Taylor Liles was killed after an alleged domestic related assault. Seventeen-year-old Joseph Desouza was killed after he was shot on Inger Street in Albemarle on June 22. Two days later, 19-year-old Cole Mabry died after his vehicle ran off the side of the road while driving and struck a culvert near Rockwell.
Some are wondering about what is being done to help young people in Stanly County cope with the loss of their loved ones.
Elizabeth Ritter, a licensed professional counselor in Albemarle, thinks schools in Stanly County should add more about mental health to the curriculum.
“I think that mental health needs to be an issue that we’re discussing in pre-k,” Ritter said. “It needs to be something that we’re talking about in an age-appropriate way.”
On average, Ritter sees about three to four young people dealing with the loss of a loved one per month. Ritter said she uses different methods to help teens, depending on their age and where they are at developmentally.
“I think their belief system also has a lot to do with it,” Ritter said.
According to Ritter, young people have an easier time dealing with loss if they believe that person is in a better place. She said adolescents may have a tougher time coping if they do not understand what happens to a person after they die.
Ritter said many believe people only experience grief for a certain amount of time. In Ritter’s opinion, this is not the case.
“Grief is not really something that has a time limit on it,” Ritter said. “It’s more about getting better each day.”
Ritter thinks social media is a “double-edged sword” when it comes to young people grieving over a loss. She believes some aspects of social media have made it easier for kids to communicate and share their feelings. However, Ritter thinks the abundance of information online regarding mental health can be staggering.
“You know, there’s online journals and places where kids can share their feelings and emotions without being judged,” Ritter said. “There’s also another side to that, where they have access to a whole lot of information that I think is overwhelming to them, just because they’re not developmentally ready for it.”
Ritter said one of the best ways young people can cope with loss is by talking about it. While there are counselors available to help in the area, Ritter said children should also discuss issues they are having with trusted family members and friends. She believes parents can help their children who are coping by validating any feelings they may have.

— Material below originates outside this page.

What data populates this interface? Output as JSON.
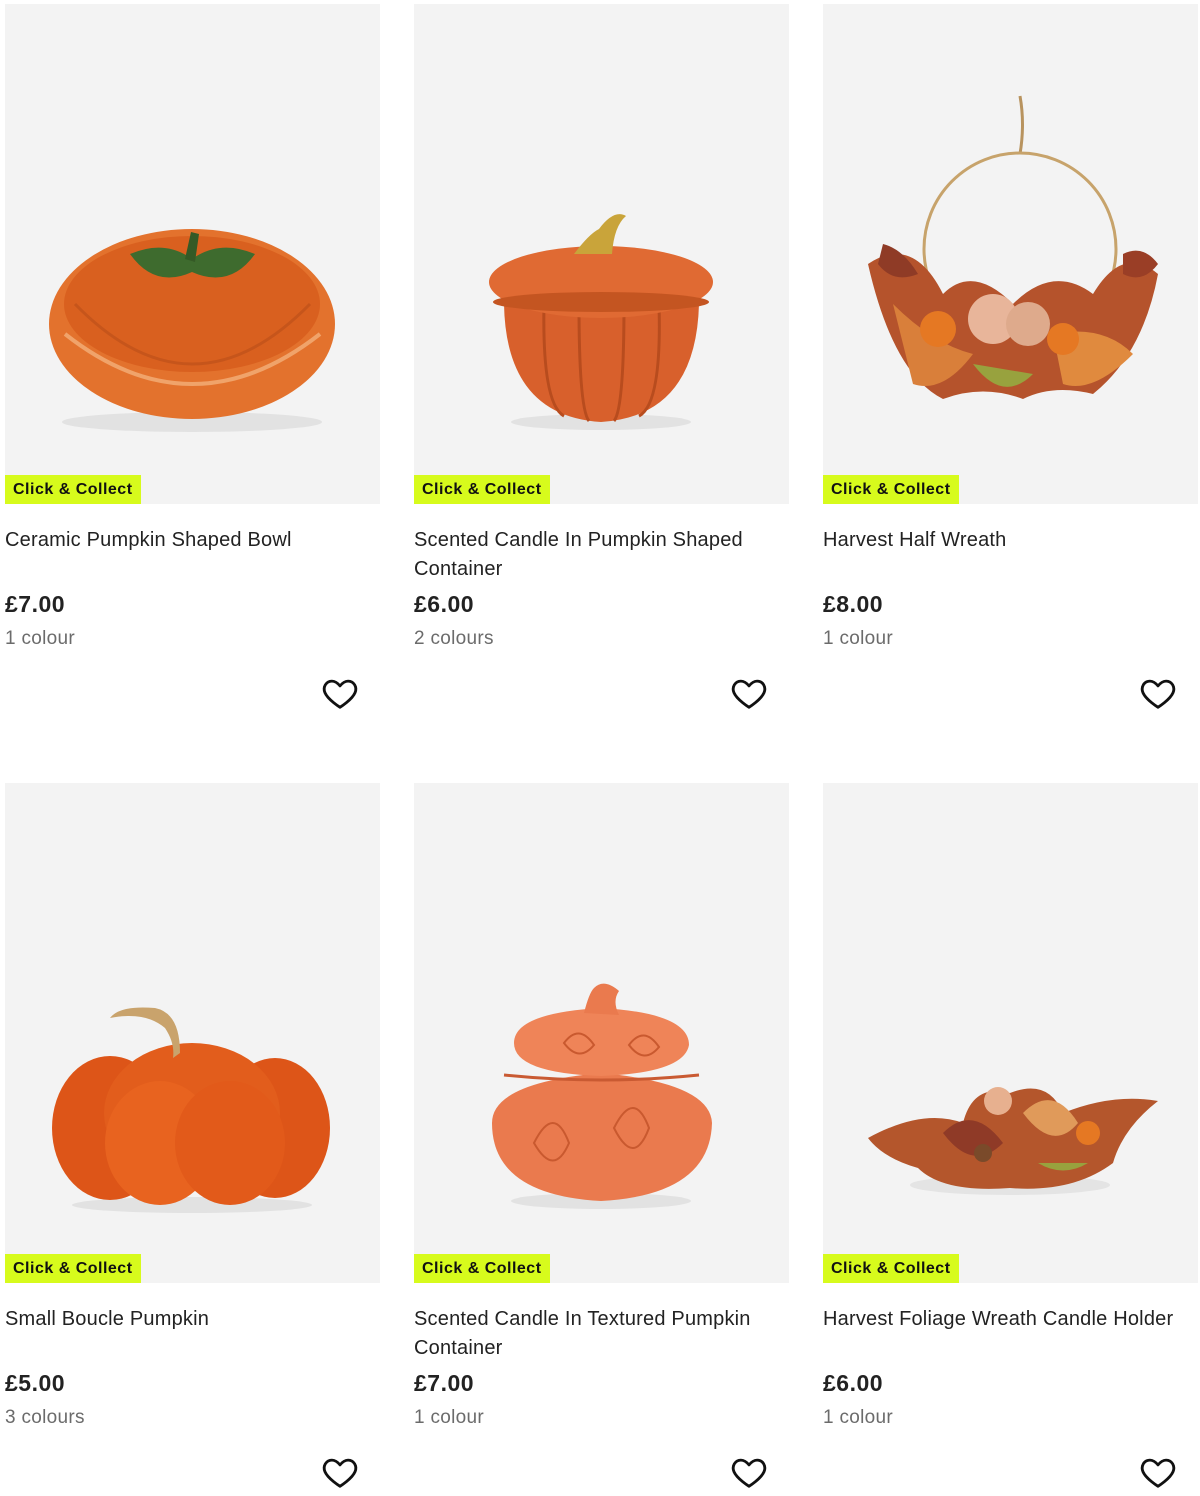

“We don’t always have to agree with them,” Ritter said. “We just need to say, ‘I understand.’ That will go a long, long way for them.”
It’s also helpful for young people to honor the person they have lost, Ritter said. Many families have planted gardens or dedicated buildings to their loved ones to preserve their memory. Others participate in annual charity walks as a tribute to their loved ones.

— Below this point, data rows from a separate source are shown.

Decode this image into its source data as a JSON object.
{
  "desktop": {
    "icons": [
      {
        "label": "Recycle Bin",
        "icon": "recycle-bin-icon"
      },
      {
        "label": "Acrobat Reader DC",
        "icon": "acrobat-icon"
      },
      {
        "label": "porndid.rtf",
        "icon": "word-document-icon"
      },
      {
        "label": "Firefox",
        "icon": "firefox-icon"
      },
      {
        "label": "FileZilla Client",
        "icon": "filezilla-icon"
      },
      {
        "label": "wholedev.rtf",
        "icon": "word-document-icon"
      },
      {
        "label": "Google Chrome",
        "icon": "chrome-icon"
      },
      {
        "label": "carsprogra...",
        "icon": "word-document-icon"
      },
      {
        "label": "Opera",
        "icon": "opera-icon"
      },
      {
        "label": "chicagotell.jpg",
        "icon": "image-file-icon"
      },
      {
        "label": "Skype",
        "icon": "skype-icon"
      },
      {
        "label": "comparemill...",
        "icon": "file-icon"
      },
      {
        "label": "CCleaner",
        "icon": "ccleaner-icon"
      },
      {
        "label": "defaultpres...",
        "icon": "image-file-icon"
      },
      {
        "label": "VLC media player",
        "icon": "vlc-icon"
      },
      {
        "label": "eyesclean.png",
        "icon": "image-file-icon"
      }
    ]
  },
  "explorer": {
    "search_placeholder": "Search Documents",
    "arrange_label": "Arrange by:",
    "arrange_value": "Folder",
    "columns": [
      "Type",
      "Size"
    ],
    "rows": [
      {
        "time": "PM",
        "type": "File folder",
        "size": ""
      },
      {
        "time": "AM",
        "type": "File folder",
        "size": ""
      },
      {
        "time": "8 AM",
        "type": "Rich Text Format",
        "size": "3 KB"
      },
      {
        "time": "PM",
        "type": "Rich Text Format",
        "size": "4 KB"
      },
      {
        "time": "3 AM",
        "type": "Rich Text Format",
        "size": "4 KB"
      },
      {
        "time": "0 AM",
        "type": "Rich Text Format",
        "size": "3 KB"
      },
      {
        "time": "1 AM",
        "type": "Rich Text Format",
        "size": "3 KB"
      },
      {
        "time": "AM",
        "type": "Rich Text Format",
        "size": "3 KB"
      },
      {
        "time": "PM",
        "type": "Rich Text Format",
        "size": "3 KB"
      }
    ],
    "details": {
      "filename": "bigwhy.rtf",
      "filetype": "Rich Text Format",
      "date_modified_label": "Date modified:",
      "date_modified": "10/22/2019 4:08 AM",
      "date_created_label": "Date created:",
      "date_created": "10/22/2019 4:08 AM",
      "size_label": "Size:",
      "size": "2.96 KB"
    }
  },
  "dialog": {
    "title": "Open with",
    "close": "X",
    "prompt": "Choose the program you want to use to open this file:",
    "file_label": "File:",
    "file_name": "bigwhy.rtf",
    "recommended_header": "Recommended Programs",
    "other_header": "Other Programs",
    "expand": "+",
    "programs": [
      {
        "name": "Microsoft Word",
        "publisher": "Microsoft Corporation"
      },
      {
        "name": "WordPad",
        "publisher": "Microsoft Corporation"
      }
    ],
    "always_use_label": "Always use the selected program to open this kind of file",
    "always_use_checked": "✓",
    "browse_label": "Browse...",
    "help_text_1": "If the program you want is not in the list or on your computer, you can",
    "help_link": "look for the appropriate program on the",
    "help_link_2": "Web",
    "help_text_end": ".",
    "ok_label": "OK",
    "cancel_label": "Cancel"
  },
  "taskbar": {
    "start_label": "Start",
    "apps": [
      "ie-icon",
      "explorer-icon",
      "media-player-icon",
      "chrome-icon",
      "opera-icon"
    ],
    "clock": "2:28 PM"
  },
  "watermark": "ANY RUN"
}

Owens said her family will honor Greene’s memory by cherishing all of the good memories they have of him and talk about how being a great person.

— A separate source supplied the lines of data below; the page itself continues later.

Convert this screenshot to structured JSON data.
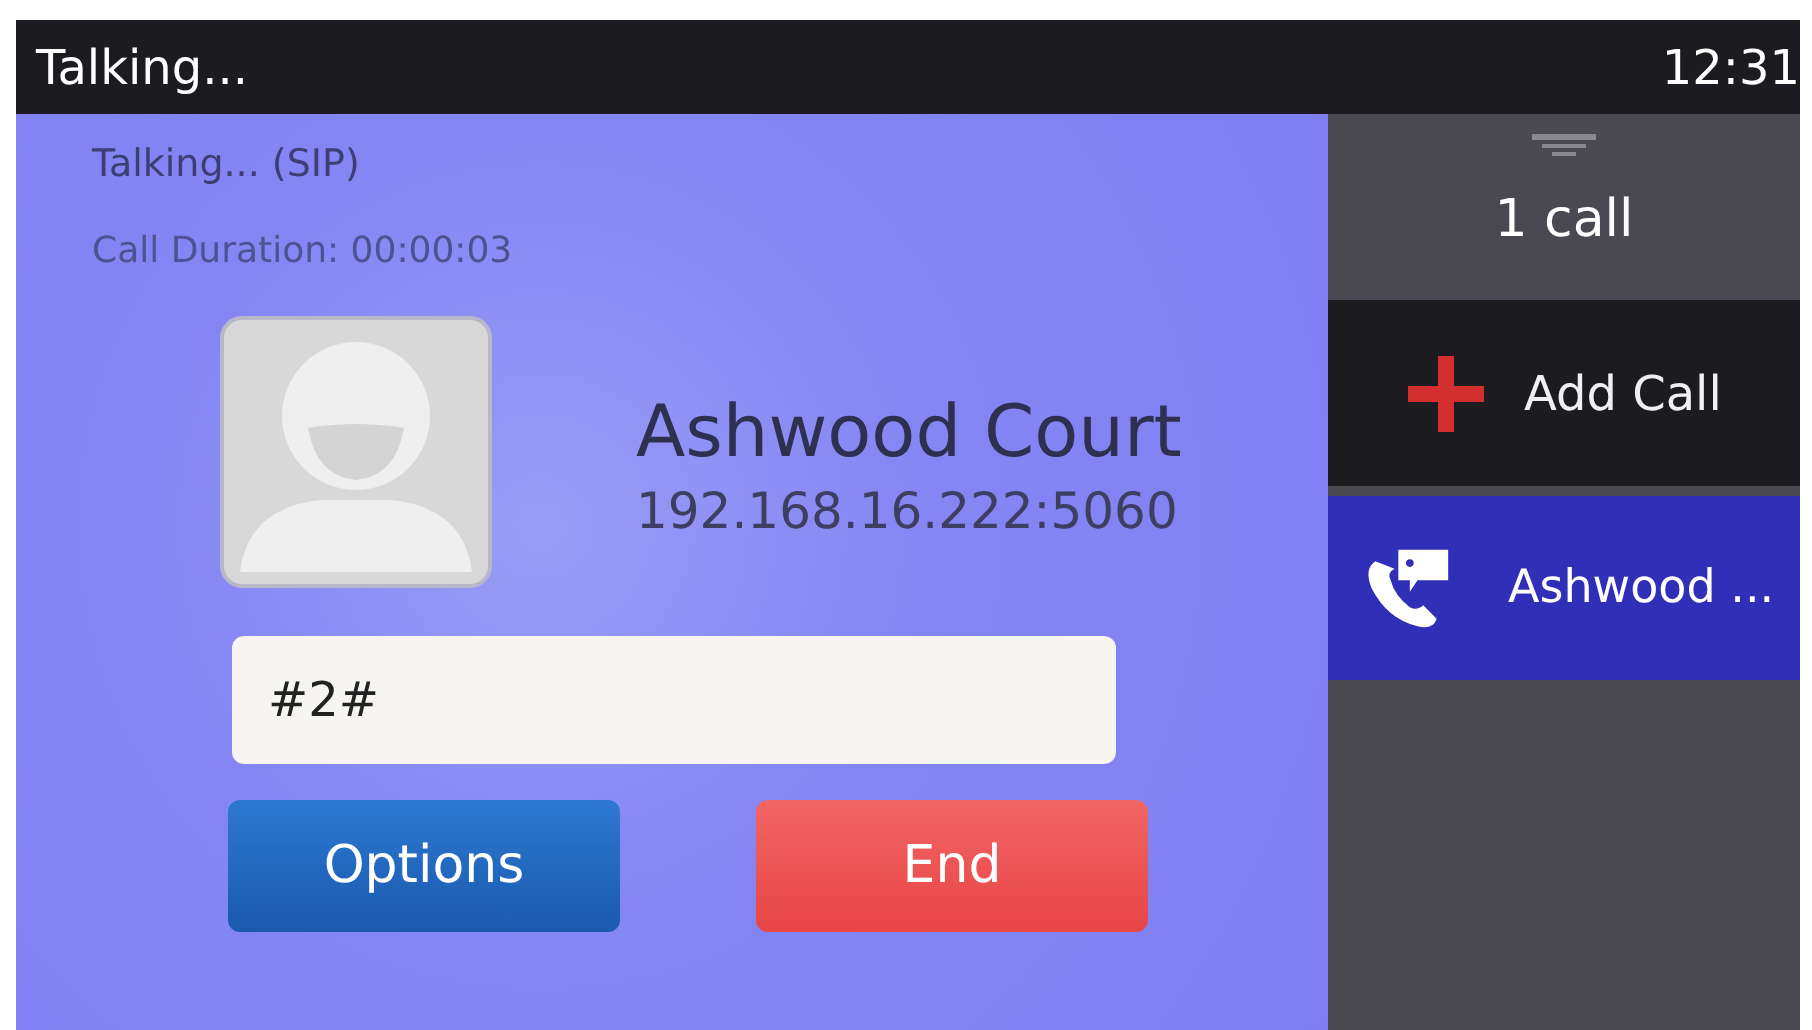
{
  "status_bar": {
    "title": "Talking...",
    "time": "12:31"
  },
  "call": {
    "state": "Talking... (SIP)",
    "duration": "Call Duration: 00:00:03",
    "name": "Ashwood Court",
    "address": "192.168.16.222:5060"
  },
  "dtmf_field": {
    "value": "#2#"
  },
  "buttons": [
    {
      "label": "Options",
      "kind": "options"
    },
    {
      "label": "End",
      "kind": "end"
    }
  ],
  "side_panel": {
    "count": "1 call",
    "add_call": "Add Call",
    "calls": [
      {
        "label": "Ashwood ...",
        "selected": true
      }
    ]
  }
}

“I miss him so much,” Owens said. “I thank God that I had a chance to be a part of his life.”
Joleen McIntyre became overwhelmed with emotion when she visited Washington, D.C. McIntyre, 28, an English teacher at Gray Stone Day... read more